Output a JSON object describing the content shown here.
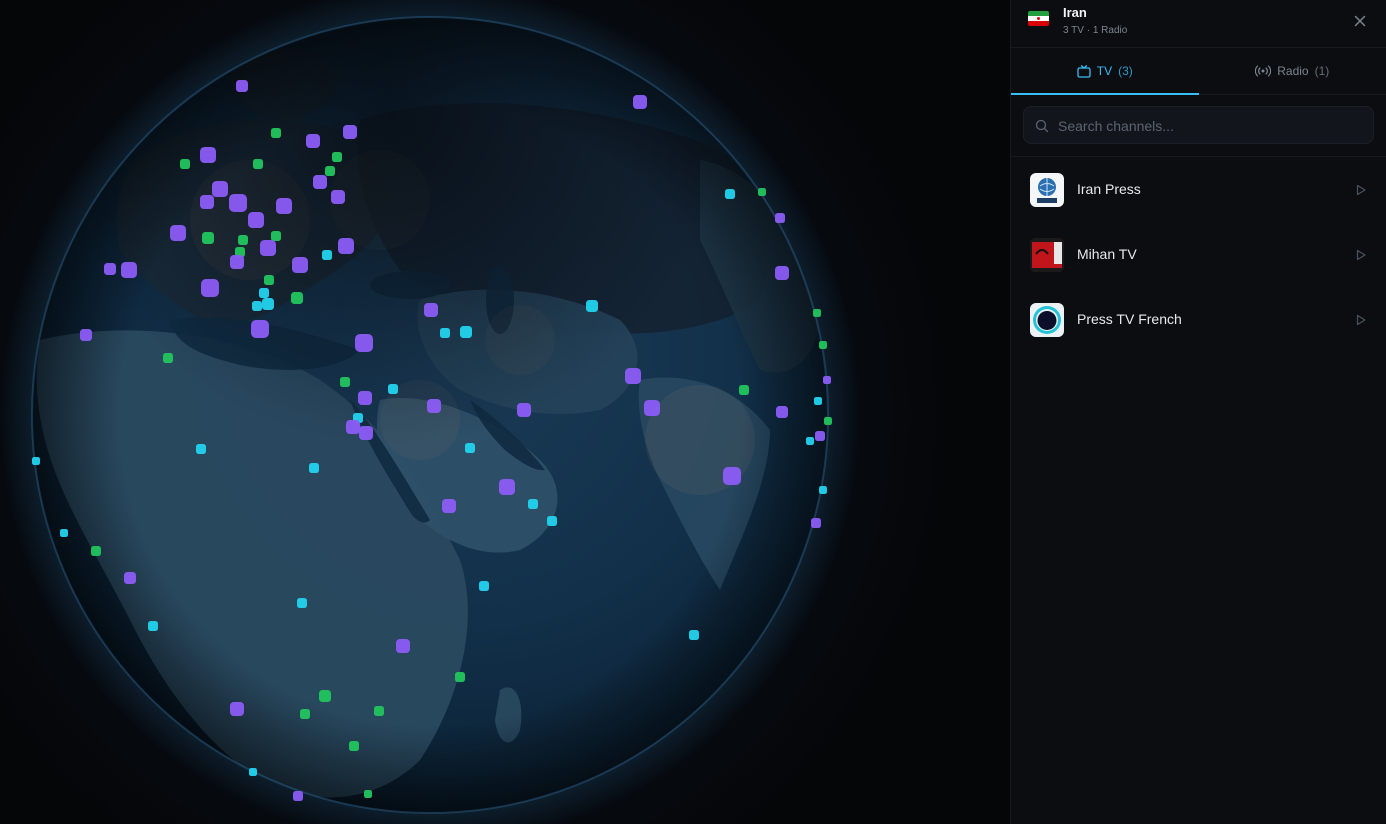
{
  "country": {
    "name": "Iran",
    "summary": "3 TV · 1 Radio",
    "flag_colors": [
      "#239f40",
      "#ffffff",
      "#da0000"
    ]
  },
  "tabs": [
    {
      "label": "TV",
      "count": "(3)",
      "icon": "tv-icon",
      "active": true
    },
    {
      "label": "Radio",
      "count": "(1)",
      "icon": "radio-icon",
      "active": false
    }
  ],
  "search": {
    "placeholder": "Search channels...",
    "value": ""
  },
  "channels": [
    {
      "name": "Iran Press",
      "logo": "iran-press-logo"
    },
    {
      "name": "Mihan TV",
      "logo": "mihan-tv-logo"
    },
    {
      "name": "Press TV French",
      "logo": "press-tv-french-logo"
    }
  ],
  "colors": {
    "accent": "#38bdf8",
    "marker_tv": "#8b5cf6",
    "marker_radio": "#22c55e",
    "marker_stream": "#22d3ee"
  }
}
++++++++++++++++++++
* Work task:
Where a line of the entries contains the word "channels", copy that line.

* Answer:
    "placeholder": "Search channels...",
  "channels": [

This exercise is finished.